Train the most common weakest skill.

Real example: a set of experienced full stack web developers got a full day workshop, on premise for Linux basic administration.

Devs are not Sysadmins, either not all the devs were using Linux on their workstations, nevertheless, when needed, they had to handle test/production linux environments. And because ppl are afraid of the unknown, some were reluctant to fix stuff (on call), waste time writing own tools (instead of using the bash ones), make mistakes ...and so on.
Not being a core-skill, devs will not "waste" time on it, so it could remain the "weakest skill" for a long time.

Other (real) examples: automatic testing, cloud technologies, functional programming basics (could do wonders in OOP projects, with specific use cases).

 

Fresh college grad here, graduated college in May and started at a fairly large company. Training wise we have monthly 1 day courses taught by managers which covers various topics. We also were provided a subscription to Pluralsight. Although other than the courses that are offered, it feels like Pluralsight is more of a learn on your own time.

 

I'm definitely curious about this.
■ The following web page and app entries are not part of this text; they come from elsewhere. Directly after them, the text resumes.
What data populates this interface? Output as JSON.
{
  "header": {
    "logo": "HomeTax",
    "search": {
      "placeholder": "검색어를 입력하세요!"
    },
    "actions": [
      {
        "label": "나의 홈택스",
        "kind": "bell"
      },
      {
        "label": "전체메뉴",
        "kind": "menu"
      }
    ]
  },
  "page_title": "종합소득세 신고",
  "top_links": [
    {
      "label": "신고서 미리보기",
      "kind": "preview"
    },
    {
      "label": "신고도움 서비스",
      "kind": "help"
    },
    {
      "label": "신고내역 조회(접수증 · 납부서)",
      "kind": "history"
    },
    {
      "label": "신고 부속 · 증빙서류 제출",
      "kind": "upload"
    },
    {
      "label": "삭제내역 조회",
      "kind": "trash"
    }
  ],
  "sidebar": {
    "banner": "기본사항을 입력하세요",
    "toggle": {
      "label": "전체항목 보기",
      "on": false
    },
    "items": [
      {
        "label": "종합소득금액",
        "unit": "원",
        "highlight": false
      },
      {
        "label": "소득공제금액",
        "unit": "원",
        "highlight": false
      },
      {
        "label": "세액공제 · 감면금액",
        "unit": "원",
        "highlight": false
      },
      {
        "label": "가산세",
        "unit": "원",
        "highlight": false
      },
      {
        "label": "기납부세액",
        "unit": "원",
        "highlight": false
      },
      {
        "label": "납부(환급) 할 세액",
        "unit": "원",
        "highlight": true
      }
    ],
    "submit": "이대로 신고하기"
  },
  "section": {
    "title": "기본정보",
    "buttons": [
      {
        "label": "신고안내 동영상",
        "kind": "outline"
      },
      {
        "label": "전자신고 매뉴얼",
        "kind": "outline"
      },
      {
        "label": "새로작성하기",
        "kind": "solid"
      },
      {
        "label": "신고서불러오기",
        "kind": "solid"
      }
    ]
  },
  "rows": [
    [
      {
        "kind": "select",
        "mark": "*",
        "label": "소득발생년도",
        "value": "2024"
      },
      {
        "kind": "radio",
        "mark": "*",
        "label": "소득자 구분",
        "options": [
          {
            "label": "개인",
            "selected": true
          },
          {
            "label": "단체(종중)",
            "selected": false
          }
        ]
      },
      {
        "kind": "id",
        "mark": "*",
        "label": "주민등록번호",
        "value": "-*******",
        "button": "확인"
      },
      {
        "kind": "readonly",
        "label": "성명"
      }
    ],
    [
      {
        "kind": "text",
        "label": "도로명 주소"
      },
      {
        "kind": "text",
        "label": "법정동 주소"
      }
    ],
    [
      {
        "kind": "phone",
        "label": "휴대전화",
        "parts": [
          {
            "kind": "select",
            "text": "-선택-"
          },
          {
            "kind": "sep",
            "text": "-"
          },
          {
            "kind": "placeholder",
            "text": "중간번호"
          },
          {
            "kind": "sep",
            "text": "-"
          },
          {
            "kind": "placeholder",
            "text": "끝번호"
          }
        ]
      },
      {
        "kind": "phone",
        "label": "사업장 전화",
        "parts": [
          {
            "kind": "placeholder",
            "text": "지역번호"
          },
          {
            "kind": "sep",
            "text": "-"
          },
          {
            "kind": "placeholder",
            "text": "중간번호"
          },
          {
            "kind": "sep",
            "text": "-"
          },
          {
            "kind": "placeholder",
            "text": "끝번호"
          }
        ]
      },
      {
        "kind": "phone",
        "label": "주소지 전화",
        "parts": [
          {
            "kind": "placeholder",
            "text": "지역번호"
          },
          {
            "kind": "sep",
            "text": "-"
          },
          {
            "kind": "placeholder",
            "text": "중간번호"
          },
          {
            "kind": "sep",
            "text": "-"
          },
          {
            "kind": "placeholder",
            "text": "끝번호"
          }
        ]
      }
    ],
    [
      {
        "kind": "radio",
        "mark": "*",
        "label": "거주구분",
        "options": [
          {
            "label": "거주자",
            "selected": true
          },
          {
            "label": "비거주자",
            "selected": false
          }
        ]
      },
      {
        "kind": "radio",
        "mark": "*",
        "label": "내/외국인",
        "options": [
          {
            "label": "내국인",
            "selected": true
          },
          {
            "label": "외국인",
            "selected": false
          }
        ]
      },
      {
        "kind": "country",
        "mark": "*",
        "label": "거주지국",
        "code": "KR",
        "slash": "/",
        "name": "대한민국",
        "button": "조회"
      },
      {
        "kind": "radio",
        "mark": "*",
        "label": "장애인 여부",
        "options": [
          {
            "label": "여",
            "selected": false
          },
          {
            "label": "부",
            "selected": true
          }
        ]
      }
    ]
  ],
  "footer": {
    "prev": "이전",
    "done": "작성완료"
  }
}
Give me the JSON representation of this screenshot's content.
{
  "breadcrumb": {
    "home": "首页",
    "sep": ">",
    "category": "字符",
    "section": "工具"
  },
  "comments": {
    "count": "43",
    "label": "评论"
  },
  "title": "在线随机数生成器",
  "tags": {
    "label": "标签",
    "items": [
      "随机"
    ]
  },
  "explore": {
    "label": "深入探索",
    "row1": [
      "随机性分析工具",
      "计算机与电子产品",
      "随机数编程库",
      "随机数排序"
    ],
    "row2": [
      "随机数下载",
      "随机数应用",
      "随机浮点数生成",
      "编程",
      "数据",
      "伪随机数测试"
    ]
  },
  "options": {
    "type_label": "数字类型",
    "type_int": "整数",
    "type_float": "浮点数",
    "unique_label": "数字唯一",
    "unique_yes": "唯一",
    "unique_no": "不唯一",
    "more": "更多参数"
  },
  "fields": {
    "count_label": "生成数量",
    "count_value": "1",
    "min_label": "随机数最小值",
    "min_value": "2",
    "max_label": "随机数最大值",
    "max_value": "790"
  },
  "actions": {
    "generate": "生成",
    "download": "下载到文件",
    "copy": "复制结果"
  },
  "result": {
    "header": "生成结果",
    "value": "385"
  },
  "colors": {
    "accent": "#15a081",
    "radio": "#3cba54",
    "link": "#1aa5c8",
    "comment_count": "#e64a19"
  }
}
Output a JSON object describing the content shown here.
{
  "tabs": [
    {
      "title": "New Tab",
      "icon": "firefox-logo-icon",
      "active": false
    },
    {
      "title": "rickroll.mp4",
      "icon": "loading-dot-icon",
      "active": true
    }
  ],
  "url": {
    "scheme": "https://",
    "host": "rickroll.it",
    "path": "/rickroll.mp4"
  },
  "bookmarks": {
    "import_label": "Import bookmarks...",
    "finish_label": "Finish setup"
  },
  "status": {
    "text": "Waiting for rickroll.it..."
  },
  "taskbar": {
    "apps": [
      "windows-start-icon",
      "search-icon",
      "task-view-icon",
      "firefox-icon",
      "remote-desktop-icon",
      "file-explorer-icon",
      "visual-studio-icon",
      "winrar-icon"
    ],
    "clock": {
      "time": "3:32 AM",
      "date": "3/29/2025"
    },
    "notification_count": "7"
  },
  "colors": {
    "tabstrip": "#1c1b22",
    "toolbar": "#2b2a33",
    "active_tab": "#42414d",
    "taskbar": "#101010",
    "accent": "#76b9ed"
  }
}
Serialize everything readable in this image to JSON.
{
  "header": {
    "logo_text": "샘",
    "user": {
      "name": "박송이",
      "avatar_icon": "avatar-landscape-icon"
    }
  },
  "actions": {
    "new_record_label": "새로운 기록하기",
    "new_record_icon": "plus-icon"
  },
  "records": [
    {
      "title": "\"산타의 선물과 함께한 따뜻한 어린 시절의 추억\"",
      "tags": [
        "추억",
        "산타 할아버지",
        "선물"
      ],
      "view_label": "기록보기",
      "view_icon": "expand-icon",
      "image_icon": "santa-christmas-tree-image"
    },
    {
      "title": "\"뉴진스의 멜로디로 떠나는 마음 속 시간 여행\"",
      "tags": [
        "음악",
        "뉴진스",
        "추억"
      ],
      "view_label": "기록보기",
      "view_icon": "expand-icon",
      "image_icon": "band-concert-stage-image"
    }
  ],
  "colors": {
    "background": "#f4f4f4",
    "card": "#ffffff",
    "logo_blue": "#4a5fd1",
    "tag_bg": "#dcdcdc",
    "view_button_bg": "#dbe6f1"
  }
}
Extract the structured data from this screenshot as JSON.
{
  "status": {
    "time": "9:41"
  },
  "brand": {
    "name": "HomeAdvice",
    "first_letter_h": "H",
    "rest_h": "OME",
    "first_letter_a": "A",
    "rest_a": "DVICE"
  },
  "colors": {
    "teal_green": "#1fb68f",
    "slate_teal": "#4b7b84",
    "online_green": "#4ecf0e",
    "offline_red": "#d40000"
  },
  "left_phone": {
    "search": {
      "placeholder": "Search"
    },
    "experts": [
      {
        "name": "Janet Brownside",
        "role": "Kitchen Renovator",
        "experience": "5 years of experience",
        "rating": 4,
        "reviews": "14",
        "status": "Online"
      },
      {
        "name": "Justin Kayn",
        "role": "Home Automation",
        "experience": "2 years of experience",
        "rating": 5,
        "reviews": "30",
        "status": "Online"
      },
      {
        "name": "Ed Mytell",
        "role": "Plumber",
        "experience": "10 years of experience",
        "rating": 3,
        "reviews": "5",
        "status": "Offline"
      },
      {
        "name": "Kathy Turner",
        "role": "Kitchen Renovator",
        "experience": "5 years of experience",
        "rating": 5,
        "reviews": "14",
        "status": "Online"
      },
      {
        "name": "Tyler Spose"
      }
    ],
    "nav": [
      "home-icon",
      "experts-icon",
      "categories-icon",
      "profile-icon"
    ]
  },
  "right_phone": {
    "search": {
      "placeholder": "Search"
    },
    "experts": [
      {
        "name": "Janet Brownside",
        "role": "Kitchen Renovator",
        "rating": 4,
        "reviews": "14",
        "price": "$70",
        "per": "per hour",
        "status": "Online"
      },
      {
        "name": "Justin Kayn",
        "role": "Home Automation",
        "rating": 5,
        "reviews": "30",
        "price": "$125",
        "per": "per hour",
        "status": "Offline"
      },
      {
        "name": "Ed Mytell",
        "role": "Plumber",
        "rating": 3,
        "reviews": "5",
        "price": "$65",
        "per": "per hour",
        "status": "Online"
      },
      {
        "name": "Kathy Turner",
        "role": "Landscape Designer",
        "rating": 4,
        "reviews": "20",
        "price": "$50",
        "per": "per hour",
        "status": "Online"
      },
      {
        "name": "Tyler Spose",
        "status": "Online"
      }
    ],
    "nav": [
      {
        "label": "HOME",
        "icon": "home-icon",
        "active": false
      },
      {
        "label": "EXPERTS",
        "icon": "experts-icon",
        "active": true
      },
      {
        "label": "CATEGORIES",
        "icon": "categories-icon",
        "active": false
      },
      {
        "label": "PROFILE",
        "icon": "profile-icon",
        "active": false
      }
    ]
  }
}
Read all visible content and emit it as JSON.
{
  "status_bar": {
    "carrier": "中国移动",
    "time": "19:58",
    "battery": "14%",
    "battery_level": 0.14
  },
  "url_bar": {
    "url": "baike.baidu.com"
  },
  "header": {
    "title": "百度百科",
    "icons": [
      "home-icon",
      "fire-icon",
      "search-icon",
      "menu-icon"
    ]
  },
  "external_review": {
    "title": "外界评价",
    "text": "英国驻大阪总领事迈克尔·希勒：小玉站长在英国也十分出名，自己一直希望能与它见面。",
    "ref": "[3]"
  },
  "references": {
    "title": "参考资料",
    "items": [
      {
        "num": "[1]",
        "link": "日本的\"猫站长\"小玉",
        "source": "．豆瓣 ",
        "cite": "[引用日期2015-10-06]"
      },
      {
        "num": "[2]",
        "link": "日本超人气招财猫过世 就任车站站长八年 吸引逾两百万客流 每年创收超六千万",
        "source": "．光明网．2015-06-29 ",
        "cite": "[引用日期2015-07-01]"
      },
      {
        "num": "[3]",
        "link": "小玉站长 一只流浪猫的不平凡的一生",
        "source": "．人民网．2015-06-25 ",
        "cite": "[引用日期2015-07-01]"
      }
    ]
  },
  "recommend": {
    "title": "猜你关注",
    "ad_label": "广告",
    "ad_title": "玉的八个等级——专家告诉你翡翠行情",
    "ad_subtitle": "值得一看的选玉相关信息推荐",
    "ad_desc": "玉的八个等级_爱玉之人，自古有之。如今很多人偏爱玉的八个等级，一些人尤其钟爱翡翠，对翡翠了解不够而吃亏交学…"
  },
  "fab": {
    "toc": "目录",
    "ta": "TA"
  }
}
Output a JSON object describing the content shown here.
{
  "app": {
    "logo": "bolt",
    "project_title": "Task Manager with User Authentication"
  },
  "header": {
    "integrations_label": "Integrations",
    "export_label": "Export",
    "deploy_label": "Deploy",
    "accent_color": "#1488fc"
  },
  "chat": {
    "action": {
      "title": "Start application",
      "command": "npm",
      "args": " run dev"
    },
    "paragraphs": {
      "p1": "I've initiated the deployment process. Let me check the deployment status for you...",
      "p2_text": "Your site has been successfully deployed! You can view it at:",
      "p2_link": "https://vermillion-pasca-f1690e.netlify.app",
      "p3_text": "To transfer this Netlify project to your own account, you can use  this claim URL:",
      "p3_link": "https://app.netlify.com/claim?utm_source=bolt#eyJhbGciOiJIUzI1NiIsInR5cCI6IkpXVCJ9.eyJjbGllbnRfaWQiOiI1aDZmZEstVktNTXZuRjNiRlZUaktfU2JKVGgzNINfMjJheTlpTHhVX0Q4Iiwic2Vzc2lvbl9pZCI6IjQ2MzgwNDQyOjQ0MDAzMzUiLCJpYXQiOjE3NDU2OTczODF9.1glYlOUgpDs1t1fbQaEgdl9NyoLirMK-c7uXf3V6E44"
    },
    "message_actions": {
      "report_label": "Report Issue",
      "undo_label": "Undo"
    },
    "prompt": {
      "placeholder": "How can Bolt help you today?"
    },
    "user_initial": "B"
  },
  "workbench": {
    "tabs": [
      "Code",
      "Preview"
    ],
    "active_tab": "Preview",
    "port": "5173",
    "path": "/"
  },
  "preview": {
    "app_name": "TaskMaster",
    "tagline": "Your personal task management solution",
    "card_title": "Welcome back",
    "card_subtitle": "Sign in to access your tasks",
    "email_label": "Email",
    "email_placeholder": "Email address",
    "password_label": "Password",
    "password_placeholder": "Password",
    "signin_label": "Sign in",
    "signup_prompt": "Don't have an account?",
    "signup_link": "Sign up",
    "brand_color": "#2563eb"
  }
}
We're small and rely on general flexibility + reasonable budget for this sort of thing. But I think bigger orgs have to be a lot more deliberate.

Looking forward to seeing what folks do in this thread.

 

I've seen Pluralsight subscriptions being offered; now I think they moved to Udacity or Udemy (note: this isn't 1 to 1 with learning your subject area -- anyone can learn anything so long as it was available in the license). There has been talk about reimbursing for resources like those used personally, too, like CodeSchool (rip) and Packt Pub, but I never tried it since I buy that stuff for myself.

I think it works best if it's legitimately used to further skills while on the clock. My place gives out licenses on a "use it or lose it" policy, but never actually allocates time to professional development, so it's "have free time or lose it". The employer-sponsored training should be done on employer-sponsored time.

They do Lunch-n-Learns to get large knowledge transfers going, but it feels very much like /r/IAmA. In the early days, it was coworkers sharing their knowledge area. Now they just bring in PhDs from local universities to talk about their ultra niche subject for an hour. Not helpful in the slightest.

I prefer to loosey goosey learn on my own with ebooks or grad school as I already have been.